[Website and app data records]

------------------------------------

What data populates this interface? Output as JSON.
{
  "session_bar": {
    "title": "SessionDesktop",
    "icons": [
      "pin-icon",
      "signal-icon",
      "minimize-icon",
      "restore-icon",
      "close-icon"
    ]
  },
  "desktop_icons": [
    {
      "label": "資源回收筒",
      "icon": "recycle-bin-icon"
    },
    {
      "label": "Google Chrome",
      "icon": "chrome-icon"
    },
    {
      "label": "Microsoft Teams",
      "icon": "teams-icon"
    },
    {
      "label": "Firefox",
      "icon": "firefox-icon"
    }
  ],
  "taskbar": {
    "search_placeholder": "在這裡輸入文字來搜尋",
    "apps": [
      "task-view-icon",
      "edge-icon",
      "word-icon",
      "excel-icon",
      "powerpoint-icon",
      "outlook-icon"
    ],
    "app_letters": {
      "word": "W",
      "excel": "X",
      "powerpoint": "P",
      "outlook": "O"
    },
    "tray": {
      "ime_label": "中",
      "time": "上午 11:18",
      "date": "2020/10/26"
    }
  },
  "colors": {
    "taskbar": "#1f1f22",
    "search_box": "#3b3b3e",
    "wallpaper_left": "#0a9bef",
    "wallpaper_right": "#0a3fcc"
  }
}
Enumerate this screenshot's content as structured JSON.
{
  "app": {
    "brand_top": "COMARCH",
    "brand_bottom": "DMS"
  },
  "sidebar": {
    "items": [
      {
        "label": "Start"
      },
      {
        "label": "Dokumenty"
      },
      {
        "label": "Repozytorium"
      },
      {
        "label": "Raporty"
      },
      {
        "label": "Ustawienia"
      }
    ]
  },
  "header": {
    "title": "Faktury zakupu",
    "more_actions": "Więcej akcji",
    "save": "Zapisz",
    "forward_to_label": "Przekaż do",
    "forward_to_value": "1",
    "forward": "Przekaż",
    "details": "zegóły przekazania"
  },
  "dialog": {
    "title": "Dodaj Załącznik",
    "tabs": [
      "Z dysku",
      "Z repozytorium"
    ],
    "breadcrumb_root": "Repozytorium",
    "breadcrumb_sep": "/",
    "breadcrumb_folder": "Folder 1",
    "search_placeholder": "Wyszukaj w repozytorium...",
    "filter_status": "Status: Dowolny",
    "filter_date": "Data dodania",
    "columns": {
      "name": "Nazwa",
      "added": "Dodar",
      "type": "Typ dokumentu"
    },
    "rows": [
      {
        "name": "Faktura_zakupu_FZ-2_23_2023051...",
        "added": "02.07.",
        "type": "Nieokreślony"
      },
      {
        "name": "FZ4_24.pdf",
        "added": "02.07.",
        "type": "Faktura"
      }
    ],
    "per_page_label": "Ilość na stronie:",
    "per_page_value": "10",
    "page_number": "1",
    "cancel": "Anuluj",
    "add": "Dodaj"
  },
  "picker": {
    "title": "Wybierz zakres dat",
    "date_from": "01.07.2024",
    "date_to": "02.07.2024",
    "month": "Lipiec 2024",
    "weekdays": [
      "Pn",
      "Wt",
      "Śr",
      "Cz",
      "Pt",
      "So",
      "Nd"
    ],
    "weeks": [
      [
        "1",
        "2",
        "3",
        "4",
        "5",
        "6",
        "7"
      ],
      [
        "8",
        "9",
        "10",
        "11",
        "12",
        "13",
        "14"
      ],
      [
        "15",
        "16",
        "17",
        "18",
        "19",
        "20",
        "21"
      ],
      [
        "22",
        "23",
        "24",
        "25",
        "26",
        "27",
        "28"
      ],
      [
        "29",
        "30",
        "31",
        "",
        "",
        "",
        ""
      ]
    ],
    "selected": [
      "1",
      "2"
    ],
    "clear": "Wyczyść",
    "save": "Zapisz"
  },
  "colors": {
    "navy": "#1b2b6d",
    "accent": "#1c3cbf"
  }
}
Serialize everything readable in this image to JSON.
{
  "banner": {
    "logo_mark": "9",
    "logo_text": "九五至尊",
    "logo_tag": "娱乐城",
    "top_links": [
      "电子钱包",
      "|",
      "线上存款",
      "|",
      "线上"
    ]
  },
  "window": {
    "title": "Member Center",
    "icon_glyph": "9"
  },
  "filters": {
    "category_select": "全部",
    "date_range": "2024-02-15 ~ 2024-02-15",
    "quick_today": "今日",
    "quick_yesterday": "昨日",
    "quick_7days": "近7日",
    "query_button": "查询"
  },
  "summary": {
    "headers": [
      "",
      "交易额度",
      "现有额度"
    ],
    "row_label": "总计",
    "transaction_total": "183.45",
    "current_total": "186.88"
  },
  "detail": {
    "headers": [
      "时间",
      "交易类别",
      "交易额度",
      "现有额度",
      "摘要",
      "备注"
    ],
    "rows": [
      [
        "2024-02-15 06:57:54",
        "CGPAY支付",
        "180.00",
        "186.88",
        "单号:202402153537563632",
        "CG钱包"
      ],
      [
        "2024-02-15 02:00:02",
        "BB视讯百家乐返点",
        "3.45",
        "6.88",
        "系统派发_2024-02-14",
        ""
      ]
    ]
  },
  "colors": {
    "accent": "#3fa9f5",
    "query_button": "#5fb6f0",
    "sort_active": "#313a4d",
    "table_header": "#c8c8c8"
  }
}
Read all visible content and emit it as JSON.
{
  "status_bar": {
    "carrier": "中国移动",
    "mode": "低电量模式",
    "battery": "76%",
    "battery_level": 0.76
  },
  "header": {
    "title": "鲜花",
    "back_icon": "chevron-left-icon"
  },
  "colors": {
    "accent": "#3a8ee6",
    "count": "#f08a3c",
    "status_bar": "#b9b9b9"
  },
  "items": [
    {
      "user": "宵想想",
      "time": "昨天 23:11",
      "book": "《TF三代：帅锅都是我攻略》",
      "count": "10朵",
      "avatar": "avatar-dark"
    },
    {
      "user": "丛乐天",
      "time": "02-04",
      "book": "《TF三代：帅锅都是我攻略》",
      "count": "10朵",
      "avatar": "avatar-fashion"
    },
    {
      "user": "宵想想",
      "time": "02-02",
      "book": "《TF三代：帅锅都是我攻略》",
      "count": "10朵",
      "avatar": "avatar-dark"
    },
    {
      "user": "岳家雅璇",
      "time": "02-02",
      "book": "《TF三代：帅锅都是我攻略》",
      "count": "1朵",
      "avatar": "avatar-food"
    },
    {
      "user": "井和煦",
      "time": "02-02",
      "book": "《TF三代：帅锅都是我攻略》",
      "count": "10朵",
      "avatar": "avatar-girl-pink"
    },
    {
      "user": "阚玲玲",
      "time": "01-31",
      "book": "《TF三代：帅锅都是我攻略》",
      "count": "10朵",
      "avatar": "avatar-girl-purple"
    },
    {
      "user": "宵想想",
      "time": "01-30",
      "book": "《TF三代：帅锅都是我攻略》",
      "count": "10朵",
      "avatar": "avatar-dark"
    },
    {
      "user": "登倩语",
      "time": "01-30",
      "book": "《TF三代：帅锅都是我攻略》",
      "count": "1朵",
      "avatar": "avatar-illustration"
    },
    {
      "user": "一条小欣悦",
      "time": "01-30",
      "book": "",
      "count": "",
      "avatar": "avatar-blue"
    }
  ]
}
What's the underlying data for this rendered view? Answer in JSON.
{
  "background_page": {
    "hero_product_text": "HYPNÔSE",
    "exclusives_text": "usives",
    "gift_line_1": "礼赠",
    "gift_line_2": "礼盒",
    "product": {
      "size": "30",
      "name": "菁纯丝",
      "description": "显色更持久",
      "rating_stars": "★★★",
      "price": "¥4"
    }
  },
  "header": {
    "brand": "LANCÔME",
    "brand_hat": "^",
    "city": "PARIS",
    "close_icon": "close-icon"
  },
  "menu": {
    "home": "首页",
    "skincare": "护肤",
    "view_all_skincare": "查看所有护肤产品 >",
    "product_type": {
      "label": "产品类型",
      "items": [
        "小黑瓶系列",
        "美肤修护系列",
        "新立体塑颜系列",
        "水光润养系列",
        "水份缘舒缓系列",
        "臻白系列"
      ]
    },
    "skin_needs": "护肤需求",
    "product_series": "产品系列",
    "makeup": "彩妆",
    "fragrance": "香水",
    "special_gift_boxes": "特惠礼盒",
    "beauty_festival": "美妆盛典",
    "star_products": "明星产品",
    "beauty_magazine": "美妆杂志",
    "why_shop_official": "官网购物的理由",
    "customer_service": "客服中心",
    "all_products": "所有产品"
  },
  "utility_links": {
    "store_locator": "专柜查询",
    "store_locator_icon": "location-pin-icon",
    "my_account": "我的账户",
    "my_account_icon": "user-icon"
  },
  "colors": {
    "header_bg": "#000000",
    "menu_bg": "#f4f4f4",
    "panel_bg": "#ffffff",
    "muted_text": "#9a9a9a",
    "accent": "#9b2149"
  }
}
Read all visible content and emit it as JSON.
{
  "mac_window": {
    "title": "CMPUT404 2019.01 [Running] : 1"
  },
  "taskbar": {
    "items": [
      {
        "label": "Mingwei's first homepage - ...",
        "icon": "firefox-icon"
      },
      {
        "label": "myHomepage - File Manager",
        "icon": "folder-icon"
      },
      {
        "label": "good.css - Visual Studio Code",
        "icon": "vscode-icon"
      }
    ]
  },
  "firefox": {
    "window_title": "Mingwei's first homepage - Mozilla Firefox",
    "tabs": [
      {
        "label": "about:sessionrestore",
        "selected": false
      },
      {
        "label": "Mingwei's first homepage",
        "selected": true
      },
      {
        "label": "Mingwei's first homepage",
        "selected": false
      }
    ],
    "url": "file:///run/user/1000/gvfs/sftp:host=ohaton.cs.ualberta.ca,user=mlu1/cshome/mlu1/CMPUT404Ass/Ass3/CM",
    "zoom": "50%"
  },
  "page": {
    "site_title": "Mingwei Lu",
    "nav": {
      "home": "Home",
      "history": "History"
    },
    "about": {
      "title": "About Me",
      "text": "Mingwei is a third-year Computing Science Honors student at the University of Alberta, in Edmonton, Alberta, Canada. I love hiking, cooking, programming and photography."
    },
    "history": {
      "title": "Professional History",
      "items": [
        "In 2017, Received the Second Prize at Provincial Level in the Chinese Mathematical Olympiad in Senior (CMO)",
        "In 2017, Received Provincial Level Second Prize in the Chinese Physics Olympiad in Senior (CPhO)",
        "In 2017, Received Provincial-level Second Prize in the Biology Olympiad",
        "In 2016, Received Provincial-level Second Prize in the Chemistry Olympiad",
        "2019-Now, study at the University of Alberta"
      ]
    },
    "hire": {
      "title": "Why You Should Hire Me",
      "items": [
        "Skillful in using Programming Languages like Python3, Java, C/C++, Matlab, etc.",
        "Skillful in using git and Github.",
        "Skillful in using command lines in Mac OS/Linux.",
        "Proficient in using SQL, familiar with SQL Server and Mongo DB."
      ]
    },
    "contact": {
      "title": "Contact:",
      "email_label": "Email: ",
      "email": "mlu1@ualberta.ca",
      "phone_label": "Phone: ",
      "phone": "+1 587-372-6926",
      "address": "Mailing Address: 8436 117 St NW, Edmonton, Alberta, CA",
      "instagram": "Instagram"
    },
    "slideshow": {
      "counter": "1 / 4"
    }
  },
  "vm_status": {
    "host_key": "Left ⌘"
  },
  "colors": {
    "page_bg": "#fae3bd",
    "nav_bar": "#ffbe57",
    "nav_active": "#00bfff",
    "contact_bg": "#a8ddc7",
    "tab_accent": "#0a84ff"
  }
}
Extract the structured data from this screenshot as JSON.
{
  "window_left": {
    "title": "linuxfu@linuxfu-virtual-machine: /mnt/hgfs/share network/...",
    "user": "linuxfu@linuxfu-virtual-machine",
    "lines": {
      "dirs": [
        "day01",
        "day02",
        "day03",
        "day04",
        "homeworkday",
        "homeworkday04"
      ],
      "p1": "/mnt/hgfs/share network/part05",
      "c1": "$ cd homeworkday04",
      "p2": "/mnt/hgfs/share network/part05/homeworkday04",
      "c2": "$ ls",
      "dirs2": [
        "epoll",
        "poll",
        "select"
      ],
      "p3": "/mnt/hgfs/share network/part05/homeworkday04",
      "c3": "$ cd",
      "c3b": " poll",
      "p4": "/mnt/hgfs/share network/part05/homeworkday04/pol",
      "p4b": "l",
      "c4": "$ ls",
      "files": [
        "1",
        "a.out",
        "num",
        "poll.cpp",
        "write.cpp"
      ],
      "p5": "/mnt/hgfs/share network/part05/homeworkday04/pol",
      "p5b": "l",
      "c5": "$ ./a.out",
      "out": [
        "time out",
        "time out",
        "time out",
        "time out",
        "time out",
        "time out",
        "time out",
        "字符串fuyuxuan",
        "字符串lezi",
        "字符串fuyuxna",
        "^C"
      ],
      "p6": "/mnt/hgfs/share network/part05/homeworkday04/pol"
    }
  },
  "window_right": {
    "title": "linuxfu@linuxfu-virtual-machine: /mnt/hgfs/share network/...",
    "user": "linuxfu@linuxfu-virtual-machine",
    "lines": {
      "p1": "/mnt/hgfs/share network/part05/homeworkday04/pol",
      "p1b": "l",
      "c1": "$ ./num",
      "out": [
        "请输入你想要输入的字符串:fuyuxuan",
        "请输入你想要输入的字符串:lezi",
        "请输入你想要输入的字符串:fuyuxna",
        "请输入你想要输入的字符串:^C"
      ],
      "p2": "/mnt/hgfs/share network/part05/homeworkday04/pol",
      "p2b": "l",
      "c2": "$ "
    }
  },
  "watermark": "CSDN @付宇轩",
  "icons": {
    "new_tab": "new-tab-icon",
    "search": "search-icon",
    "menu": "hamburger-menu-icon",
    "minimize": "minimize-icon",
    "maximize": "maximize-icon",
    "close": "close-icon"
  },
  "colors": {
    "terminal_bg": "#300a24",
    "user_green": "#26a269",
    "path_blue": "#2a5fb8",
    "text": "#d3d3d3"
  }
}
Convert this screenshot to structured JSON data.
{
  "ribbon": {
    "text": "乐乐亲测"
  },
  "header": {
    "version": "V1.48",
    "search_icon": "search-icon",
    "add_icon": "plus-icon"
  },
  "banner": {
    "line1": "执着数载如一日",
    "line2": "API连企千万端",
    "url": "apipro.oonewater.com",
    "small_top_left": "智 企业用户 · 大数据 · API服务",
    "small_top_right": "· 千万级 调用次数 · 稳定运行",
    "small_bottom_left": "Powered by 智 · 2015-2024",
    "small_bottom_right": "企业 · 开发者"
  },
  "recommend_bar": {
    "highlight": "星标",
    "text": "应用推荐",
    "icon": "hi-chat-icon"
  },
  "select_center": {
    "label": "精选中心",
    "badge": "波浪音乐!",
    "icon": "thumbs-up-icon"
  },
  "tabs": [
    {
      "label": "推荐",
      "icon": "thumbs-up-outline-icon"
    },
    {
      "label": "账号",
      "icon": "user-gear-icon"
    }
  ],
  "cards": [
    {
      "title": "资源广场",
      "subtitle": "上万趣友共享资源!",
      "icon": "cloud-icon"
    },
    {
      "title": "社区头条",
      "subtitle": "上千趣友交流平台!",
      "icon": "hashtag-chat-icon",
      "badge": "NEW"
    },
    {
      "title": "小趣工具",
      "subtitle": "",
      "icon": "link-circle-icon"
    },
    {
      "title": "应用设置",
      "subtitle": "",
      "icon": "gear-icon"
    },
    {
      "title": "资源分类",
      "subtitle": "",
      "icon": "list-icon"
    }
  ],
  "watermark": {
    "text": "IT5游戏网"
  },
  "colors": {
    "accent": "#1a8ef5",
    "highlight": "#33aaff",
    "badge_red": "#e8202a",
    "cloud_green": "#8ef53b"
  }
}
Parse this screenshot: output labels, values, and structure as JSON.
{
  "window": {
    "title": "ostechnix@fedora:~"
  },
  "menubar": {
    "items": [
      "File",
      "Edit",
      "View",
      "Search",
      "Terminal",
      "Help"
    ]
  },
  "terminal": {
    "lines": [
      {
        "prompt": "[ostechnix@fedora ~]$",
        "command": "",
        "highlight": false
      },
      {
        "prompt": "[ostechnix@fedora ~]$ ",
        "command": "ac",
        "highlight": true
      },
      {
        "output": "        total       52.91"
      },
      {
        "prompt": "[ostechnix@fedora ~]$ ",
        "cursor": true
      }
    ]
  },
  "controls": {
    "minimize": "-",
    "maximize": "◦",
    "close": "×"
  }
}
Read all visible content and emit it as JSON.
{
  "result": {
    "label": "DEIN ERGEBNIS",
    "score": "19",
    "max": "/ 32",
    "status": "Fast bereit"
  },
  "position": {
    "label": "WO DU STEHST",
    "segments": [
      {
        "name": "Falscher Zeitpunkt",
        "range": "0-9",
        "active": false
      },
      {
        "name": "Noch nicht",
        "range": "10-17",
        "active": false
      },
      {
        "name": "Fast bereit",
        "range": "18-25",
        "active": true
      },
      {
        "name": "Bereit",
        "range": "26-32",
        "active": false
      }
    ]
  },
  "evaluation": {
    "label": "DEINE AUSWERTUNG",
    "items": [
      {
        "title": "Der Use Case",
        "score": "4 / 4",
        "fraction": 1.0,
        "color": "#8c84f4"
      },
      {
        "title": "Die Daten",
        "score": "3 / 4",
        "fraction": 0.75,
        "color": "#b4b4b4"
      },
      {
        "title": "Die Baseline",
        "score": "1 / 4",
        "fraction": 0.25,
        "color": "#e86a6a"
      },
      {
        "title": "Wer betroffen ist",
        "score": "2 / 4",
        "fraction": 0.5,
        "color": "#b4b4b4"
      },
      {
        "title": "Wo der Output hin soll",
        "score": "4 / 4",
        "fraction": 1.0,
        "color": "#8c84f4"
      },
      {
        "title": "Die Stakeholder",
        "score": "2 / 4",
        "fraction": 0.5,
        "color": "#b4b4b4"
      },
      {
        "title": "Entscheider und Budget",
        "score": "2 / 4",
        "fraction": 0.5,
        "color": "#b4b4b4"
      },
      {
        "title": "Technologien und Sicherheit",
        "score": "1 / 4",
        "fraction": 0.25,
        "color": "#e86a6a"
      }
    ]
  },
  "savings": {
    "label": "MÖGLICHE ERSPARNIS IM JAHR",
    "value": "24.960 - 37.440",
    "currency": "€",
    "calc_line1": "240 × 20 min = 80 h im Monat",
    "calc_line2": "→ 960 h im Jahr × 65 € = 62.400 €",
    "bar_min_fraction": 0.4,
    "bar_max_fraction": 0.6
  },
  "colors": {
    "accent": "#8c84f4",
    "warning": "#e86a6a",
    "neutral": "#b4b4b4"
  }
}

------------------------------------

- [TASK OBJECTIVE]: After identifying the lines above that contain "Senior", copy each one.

- [ANSWER TO THIS PROBLEM]:
        "In 2017, Received the Second Prize at Provincial Level in the Chinese Mathematical Olympiad in Senior (CMO)",
        "In 2017, Received Provincial Level Second Prize in the Chinese Physics Olympiad in Senior (CPhO)",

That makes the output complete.